For one weekend in mid-August, comrades in health from around the world gathered in Seattle to discuss the work of Doctors for Global Health, liberation medicine, and social justice as it relates to health in the US and abroad. The theme was “Deconstructing the Status Quo: Building Global Health Justice” and topics ranged from the impact of the historical trauma and the boarding school injustice on breastfeeding for native communities in the state of Washington to the importance of alternative economies in community health promotion in Mexico, as well as tools and strategies for building social movements and creating social change.

Read More

The Rx to Save Our Broken Health Care System: A Perspective from Universities Allied for Essential Medicines

Affordability and accessibility.
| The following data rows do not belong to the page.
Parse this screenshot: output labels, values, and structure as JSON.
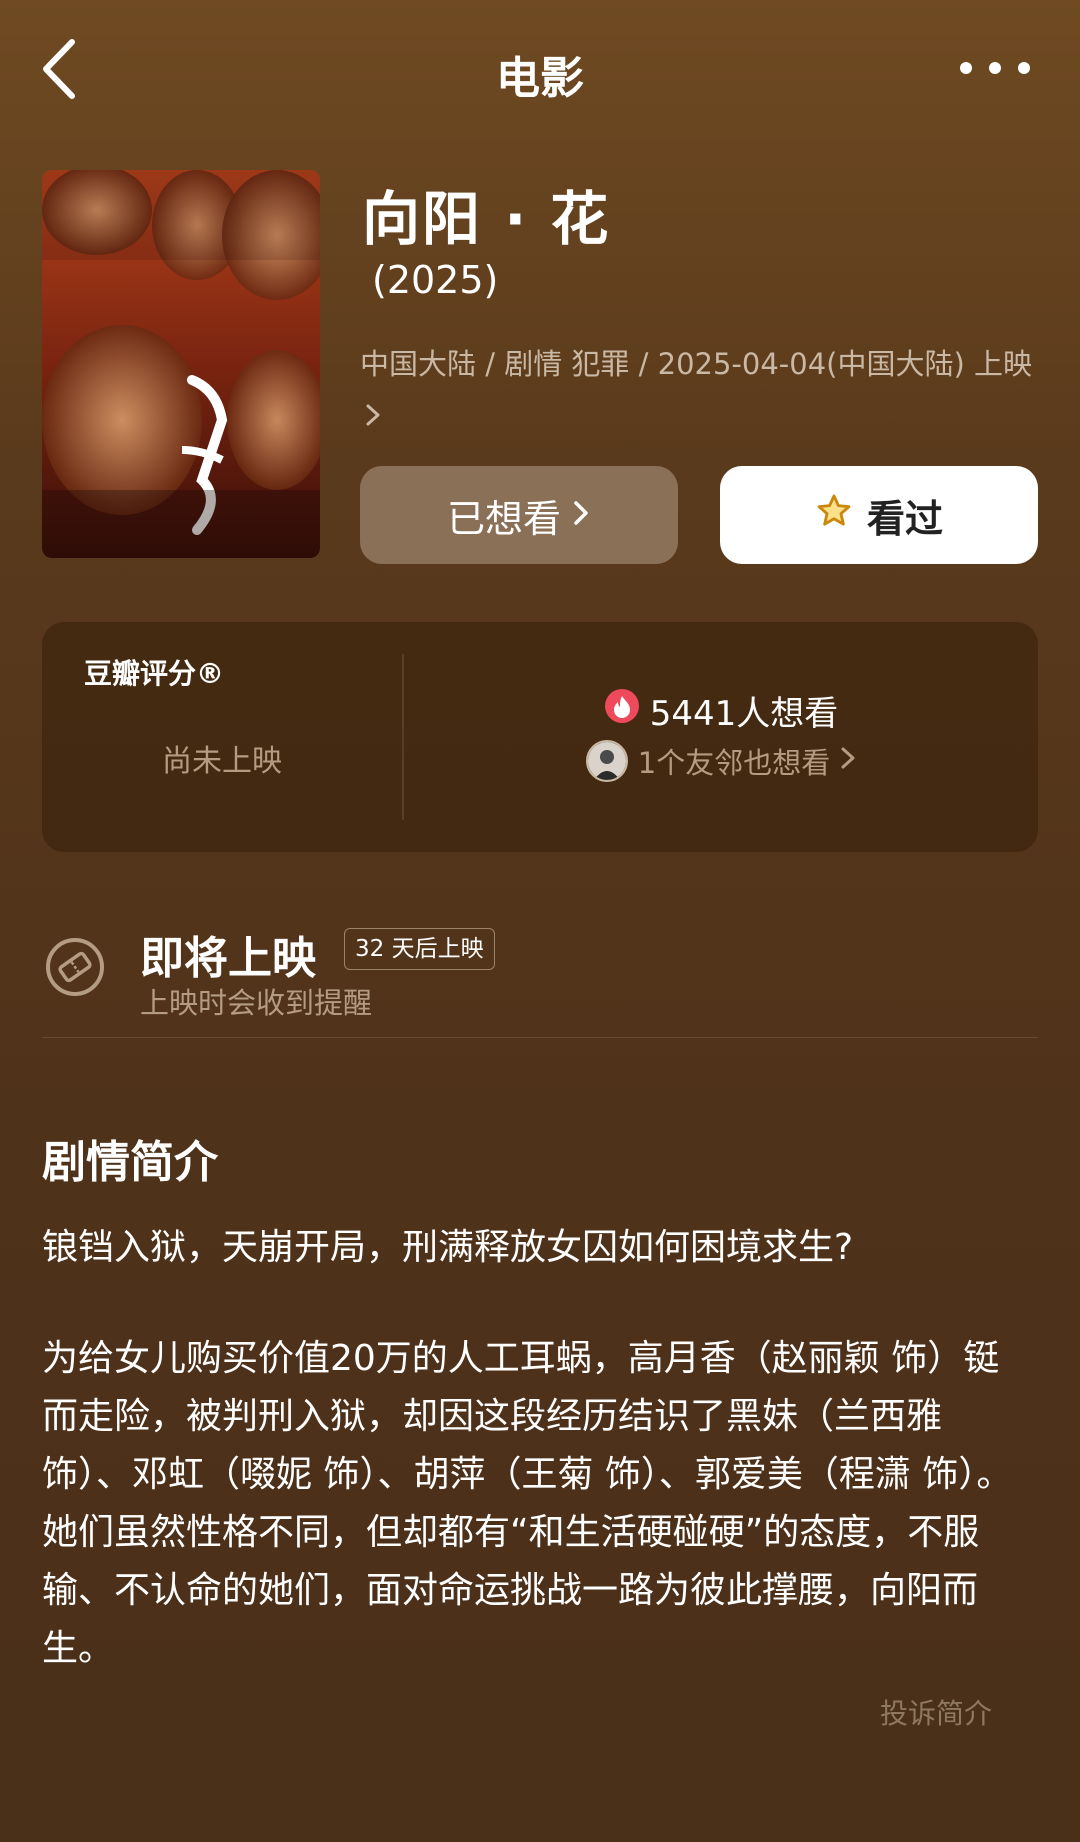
{
  "header": {
    "title": "电影",
    "back_icon": "chevron-left-icon",
    "more_icon": "more-dots-icon"
  },
  "movie": {
    "title": "向阳 · 花",
    "year": "(2025)",
    "meta": "中国大陆 / 剧情 犯罪 / 2025-04-04(中国大陆) 上映",
    "poster_icon": "movie-poster-image"
  },
  "actions": {
    "want_label": "已想看",
    "seen_label": "看过",
    "seen_icon": "star-outline-icon"
  },
  "rating": {
    "label": "豆瓣评分®",
    "status": "尚未上映",
    "want_count": "5441人想看",
    "friends": "1个友邻也想看"
  },
  "release": {
    "title": "即将上映",
    "badge": "32 天后上映",
    "subtitle": "上映时会收到提醒"
  },
  "synopsis": {
    "heading": "剧情简介",
    "tagline": "锒铛入狱，天崩开局，刑满释放女囚如何困境求生?",
    "body": "为给女儿购买价值20万的人工耳蜗，高月香（赵丽颖 饰）铤而走险，被判刑入狱，却因这段经历结识了黑妹（兰西雅 饰）、邓虹（啜妮 饰）、胡萍（王菊 饰）、郭爱美（程潇 饰）。她们虽然性格不同，但却都有“和生活硬碰硬”的态度，不服输、不认命的她们，面对命运挑战一路为彼此撑腰，向阳而生。",
    "report_link": "投诉简介"
  },
  "colors": {
    "background": "#5a3a1c",
    "want_button": "#8a7057",
    "seen_button": "#ffffff",
    "muted_text": "#b49c82",
    "star": "#e0a21a",
    "fire": "#ef4a5c"
  }
}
These two words defined the health care reform movement in 2010, which culminated in the Affordable Care Act (ACA). Yet the effects of the legislation have fallen far short of expectations as a comprehensive cost-saving reform package. While the ACA has certainly reduced the rate of growth of health care costs, the per capita cost of healthcare has continued to increase; in 2012 the per capita cost was $8915, compared  $8411 in 2010.
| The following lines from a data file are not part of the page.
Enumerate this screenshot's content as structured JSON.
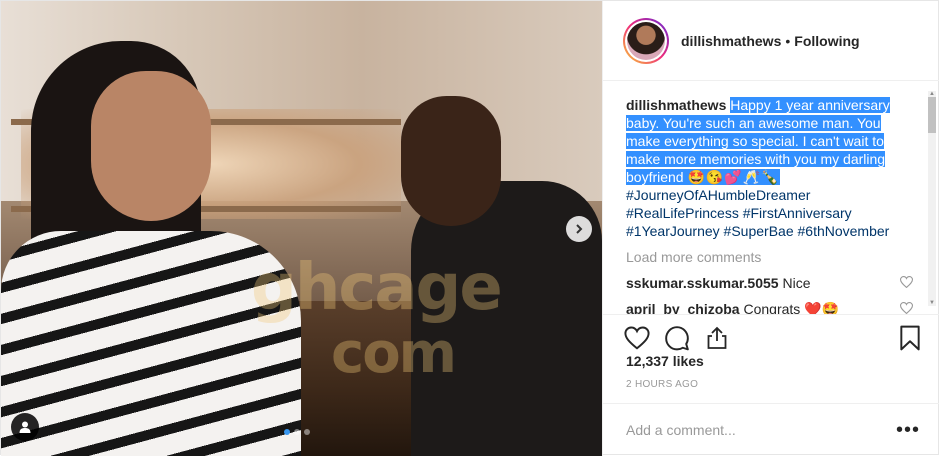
{
  "post": {
    "username": "dillishmathews",
    "separator": "•",
    "follow_status": "Following",
    "caption": {
      "username": "dillishmathews",
      "highlighted_text": "Happy 1 year anniversary baby. You're such an awesome man. You make everything so special. I can't wait to make more memories with you my darling boyfriend",
      "emoji": "🤩😘💕🥂🍾",
      "hashtags_line1": "#JourneyOfAHumbleDreamer",
      "hashtags_line2": "#RealLifePrincess #FirstAnniversary",
      "hashtags_line3": "#1YearJourney #SuperBae #6thNovember"
    },
    "load_more_label": "Load more comments",
    "comments": [
      {
        "username": "sskumar.sskumar.5055",
        "text": "Nice"
      },
      {
        "username": "april_by_chizoba",
        "text": "Congrats ❤️🤩"
      }
    ],
    "likes": "12,337 likes",
    "timestamp": "2 HOURS AGO",
    "add_comment_placeholder": "Add a comment...",
    "more_label": "•••"
  },
  "photo": {
    "watermark_line1": "ghcage",
    "watermark_line2": "com",
    "carousel_count": 3,
    "carousel_active": 0
  },
  "icons": {
    "like": "heart-icon",
    "comment": "comment-icon",
    "share": "share-icon",
    "save": "bookmark-icon",
    "next": "chevron-right-icon",
    "tag": "user-tag-icon"
  },
  "colors": {
    "selection": "#3390ff",
    "hashtag": "#003569",
    "muted": "#999999",
    "story_ring": [
      "#f9ce34",
      "#ee2a7b",
      "#6228d7"
    ]
  }
}
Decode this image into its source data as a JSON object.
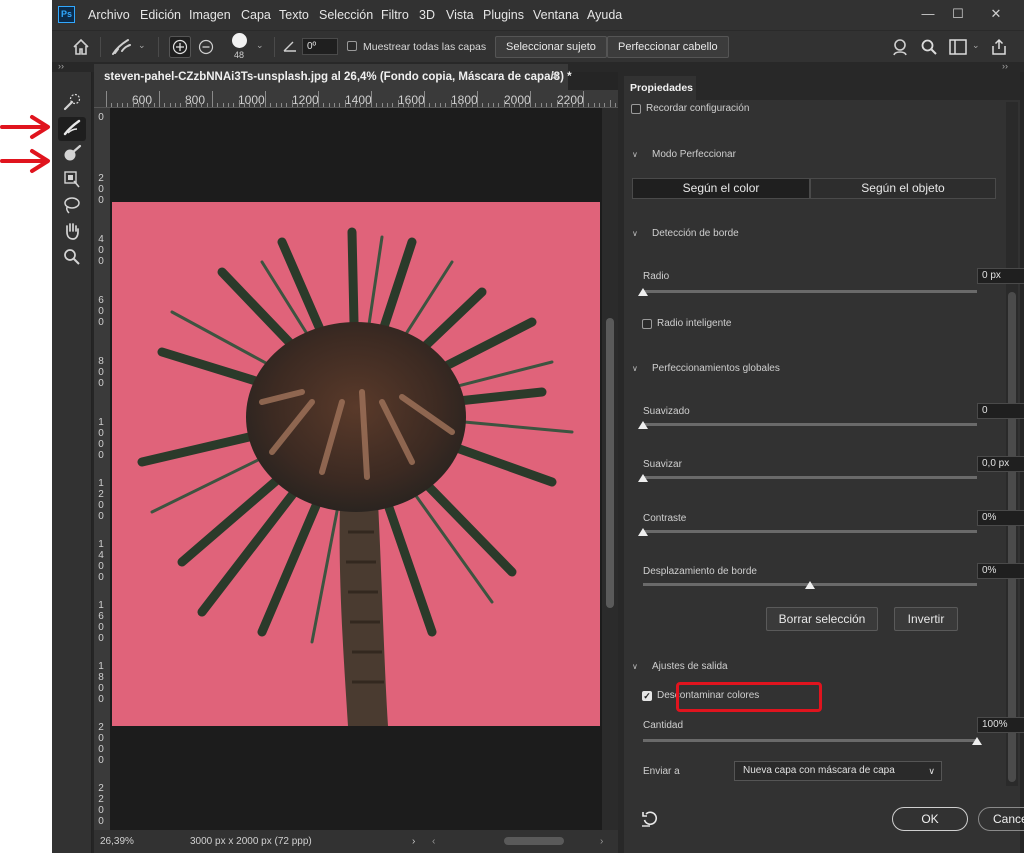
{
  "colors": {
    "annotation": "#e0141e",
    "photo_bg": "#e0637a",
    "accent": "#31a8ff"
  },
  "app": {
    "logo": "Ps"
  },
  "menu": [
    "Archivo",
    "Edición",
    "Imagen",
    "Capa",
    "Texto",
    "Selección",
    "Filtro",
    "3D",
    "Vista",
    "Plugins",
    "Ventana",
    "Ayuda"
  ],
  "options_bar": {
    "brush_size": "48",
    "angle": "0º",
    "sample_all_layers": "Muestrear todas las capas",
    "select_subject": "Seleccionar sujeto",
    "refine_hair": "Perfeccionar cabello"
  },
  "document": {
    "tab_title": "steven-pahel-CZzbNNAi3Ts-unsplash.jpg al 26,4% (Fondo copia, Máscara de capa/8) *",
    "ruler_top": [
      "600",
      "800",
      "1000",
      "1200",
      "1400",
      "1600",
      "1800",
      "2000",
      "2200"
    ],
    "ruler_left": [
      "0",
      "200",
      "400",
      "600",
      "800",
      "1000",
      "1200",
      "1400",
      "1600",
      "1800",
      "2000",
      "2200"
    ],
    "zoom": "26,39%",
    "doc_info": "3000 px x 2000 px (72 ppp)"
  },
  "properties": {
    "tab": "Propiedades",
    "remember_settings": "Recordar configuración",
    "refine_mode": {
      "title": "Modo Perfeccionar",
      "options": [
        "Según el color",
        "Según el objeto"
      ]
    },
    "edge_detection": {
      "title": "Detección de borde",
      "radius_label": "Radio",
      "radius_value": "0 px",
      "radius_fraction": 0.0,
      "smart_radius": "Radio inteligente"
    },
    "global_refinements": {
      "title": "Perfeccionamientos globales",
      "smooth_label": "Suavizado",
      "smooth_value": "0",
      "smooth_fraction": 0.0,
      "feather_label": "Suavizar",
      "feather_value": "0,0 px",
      "feather_fraction": 0.0,
      "contrast_label": "Contraste",
      "contrast_value": "0%",
      "contrast_fraction": 0.0,
      "shift_label": "Desplazamiento de borde",
      "shift_value": "0%",
      "shift_fraction": 0.5
    },
    "clear_selection": "Borrar selección",
    "invert": "Invertir",
    "output_settings": {
      "title": "Ajustes de salida",
      "decontaminate": "Descontaminar colores",
      "amount_label": "Cantidad",
      "amount_value": "100%",
      "amount_fraction": 1.0,
      "output_to_label": "Enviar a",
      "output_to_value": "Nueva capa con máscara de capa"
    },
    "ok": "OK",
    "cancel": "Cancelar"
  }
}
image

Read More

Take from the Poor to Give to the Rich: Why Fee-For-Service is No Longer the Answer

When I started on this journey to becoming a physician, I expected, in the end, to be rewarded. Not monetarily, though that is obviously part and parcel with any job, but with the privilege of building relationships with patients that lead to a level of trust and respect that remains rare among human interactions. The years of training and personal and financial sacrifice are all made worth it in the moments that I find myself making a true connection with a patient, especially in my home state of Tennessee where many patients presenting to the hospital have an ingrained distrust of “the system.”

Read More

The Current Politics of the Single Payer Movement

On the afternoon of May 27, 2015, single-payer advocates including myself watched as the New York State Assembly voted overwhelmingly (89-47) in favor of the New York Health Act. This marked an important occasion, as this statewide universal healthcare bill had not been voted on in the Assembly since 1992. This event highlights the rare, intermittent successes that come from repeated lobbying and advocacy. However, the bill faces a significant uphill battle in passing the Republican-controlled State Senate.

Read More

Colombia’s Universal Health Care Coverage: A Lesson Learned

I had the privilege of spending my last real summer break doing antibiotic resistance research and a mini-rotation at a hospital in Bogotá, the capital city of Colombia. This was actually my second stay in Colombia – I had spent 10 weeks studying Spanish there before my first year of medical school and fell in love with the culture, the food, and most of all, the amazingly kind and welcoming people. Despite this prior visit, I knew practically nothing about the country’s health care system when I arrived for a second time this May.

Read More